7. At the interview you will be asked questions. Try to anticipate these and have your answers prepared in advance. When you know that you have good answers ready, your confidence will naturally increase.
Some of the questions you will be asked will relate to the job, your past experience and your qualifications. The interviewer will be trying to assess your ability to do the job. You should be able to anticipate such questions and prepare for them.
In addition, there may be more general questions to discover your outlook and attitudes. Here are some of the more common questions asked at interviews. You should certainly have your answers to these prepared
• Why do you want this job?
• What attracts you to this job?
• Why do you want to join this company?
• Why do you want to leave your present company/job?
• What salary are you looking for?
• Why does your experience make you suitable for this job?
• Why do your qualifications fit you for this job?
• Are you intending to do any further studies?
• Can you provide references?
• Will your present employer give you a reference?
• Are you ambitious
• Where do you hope to be in the next 2, 5 or10 years?
If you can use anecdotes or previous experience to help you answer such questions, then do so. For example, if you have been instrumental in introducing new systems at your previous company this would show that you are competent, flexible and open to new ideas.
It is worth spending time before the interview thinking how your previous experience and successes can be used to impress the interviewer in your favour.
We suggest you prepare yourself for such questions by taking a long, hard look at yourself. Be honest and try to list your strengths and weaknesses. By planning ahead you can go a long way towards making the most of your strengths and minimising your weaknesses. Give the matter careful thought so that you really make a good impression.
8. Towards the end of most interviews you will be asked if you have any questions. It can be embarrassing if you sit in silence, unable to think of anything. But if you do the kind of research on the company and the job which we explained earlier, this will allow you to prepare some questions in advance.
You must ask questions to show your interest in the organisation and the position for which you are applying. Only by doing this can you understand what the job entails and show why you are the best person to fill the vacancy. It will also help you to find out whether the job and the company are right for you. Finally, the questions you ask can be used to show your own knowledge and intelligence.
9. When it is obvious that the interview is finished, leave promptly. Shake hands, say thank you and confirm that you are still interested in the job (if you are!) now you know more about it. Smile as you leave – it always makes a good impression.
And when you get the job offer…
As soon as you get the offer, write back or email and accept. When making such offers, companies will either confirm all the important points (salary, job title, benefits, work location, starting date etc) in their letter or attach an additional sheet showing them clearly. If they don’t, then make sure you confirm them in your letter.

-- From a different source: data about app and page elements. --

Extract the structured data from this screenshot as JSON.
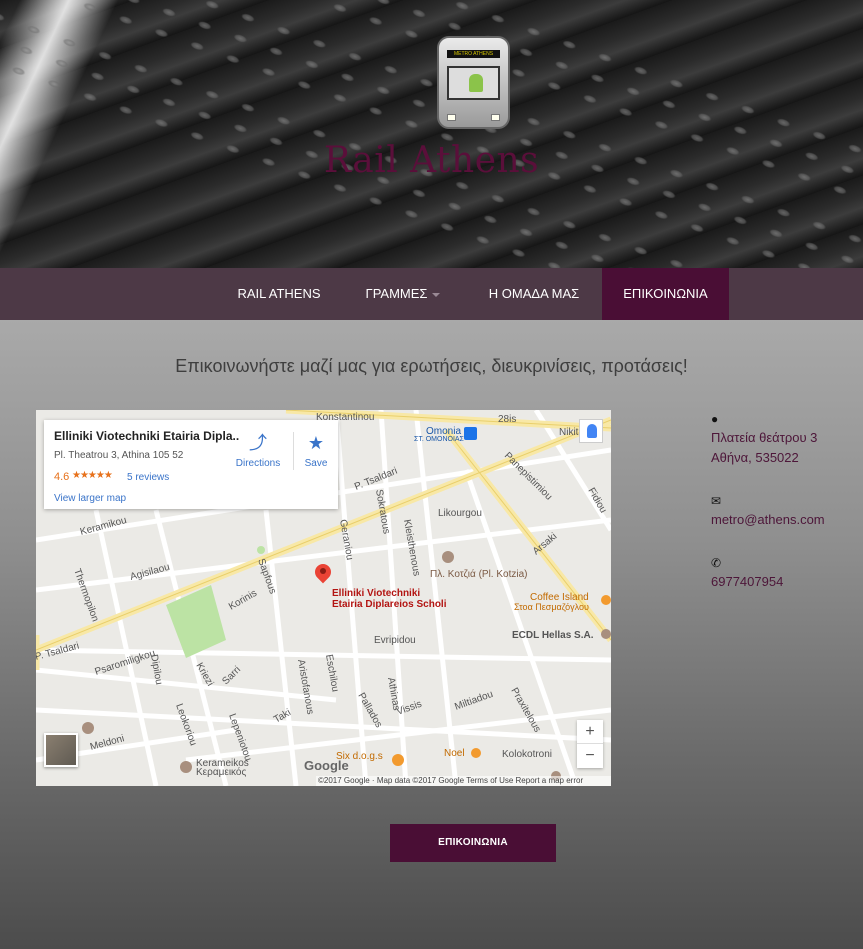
{
  "header": {
    "brand_title": "Rail Athens",
    "logo_text": "METRO ATHENS"
  },
  "nav": {
    "items": [
      {
        "label": "RAIL ATHENS",
        "active": false,
        "dropdown": false
      },
      {
        "label": "ΓΡΑΜΜΕΣ",
        "active": false,
        "dropdown": true
      },
      {
        "label": "Η ΟΜΑΔΑ ΜΑΣ",
        "active": false,
        "dropdown": false
      },
      {
        "label": "ΕΠΙΚΟΙΝΩΝΙΑ",
        "active": true,
        "dropdown": false
      }
    ]
  },
  "main": {
    "tagline": "Επικοινωνήστε μαζί μας για ερωτήσεις, διευκρινίσεις, προτάσεις!",
    "cta_label": "ΕΠΙΚΟΙΝΩΝΙΑ"
  },
  "map": {
    "place_name": "Elliniki Viotechniki Etairia Dipla..",
    "place_address": "Pl. Theatrou 3, Athina 105 52",
    "rating": "4.6",
    "stars": "★★★★★",
    "reviews": "5 reviews",
    "view_larger": "View larger map",
    "directions": "Directions",
    "save": "Save",
    "zoom_in": "+",
    "zoom_out": "−",
    "google_logo": "Google",
    "attribution": "©2017 Google · Map data ©2017 Google   Terms of Use   Report a map error",
    "pin_label_line1": "Elliniki Viotechniki",
    "pin_label_line2": "Etairia Diplareios Scholi",
    "labels": [
      "Konstantinou",
      "Omonia",
      "ΣΤ. ΟΜΟΝΟΙΑΣ",
      "28is",
      "Nikitara",
      "Panepistimiou",
      "P. Tsaldari",
      "Likourgou",
      "Sokratous",
      "Geraniou",
      "Keramikou",
      "Agisilaou",
      "Thermopilon",
      "Kleisthenous",
      "Arsaki",
      "Fidiou",
      "Πλ. Κοτζιά (Pl. Kotzia)",
      "Coffee Island",
      "Στοα Πεσμαζόγλου",
      "ECDL Hellas S.A.",
      "Evripidou",
      "Aristofanous",
      "Eschilou",
      "Psaromiligkou",
      "Korinis",
      "Sapfous",
      "Dipilou",
      "Kriezi",
      "Sarri",
      "Leokoriou",
      "Lepeniotou",
      "Taki",
      "Pallados",
      "Athinas",
      "Vissis",
      "Miltiadou",
      "Praxitelous",
      "Kolokotroni",
      "Noel",
      "Six d.o.g.s",
      "Κεραμεικός",
      "Kerameikos",
      "Meldoni",
      "P. Tsaldari"
    ]
  },
  "contact": {
    "address_icon": "map-marker-icon",
    "address_line1": "Πλατεία θεάτρου 3",
    "address_line2": "Αθήνα, 535022",
    "email_icon": "envelope-icon",
    "email": "metro@athens.com",
    "phone_icon": "phone-icon",
    "phone": "6977407954"
  },
  "colors": {
    "nav_bg": "#4d3946",
    "active_bg": "#4a0e35",
    "brand_text": "#5a0f3a",
    "contact_text": "#4d1639"
  }
}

If there are any misunderstandings about these point, it will be too late to complain when you have left your present job and moved into your new one. So get it in writing!
And if you don’t get the job? Don’t let this spoil your confidence. Think of the interview as good practice that will help you when you apply for the next job. Consider any questions that you could have answered better or any ways that you might have presented yourself better. Then try to ensure that you don’t make the same mistakes again.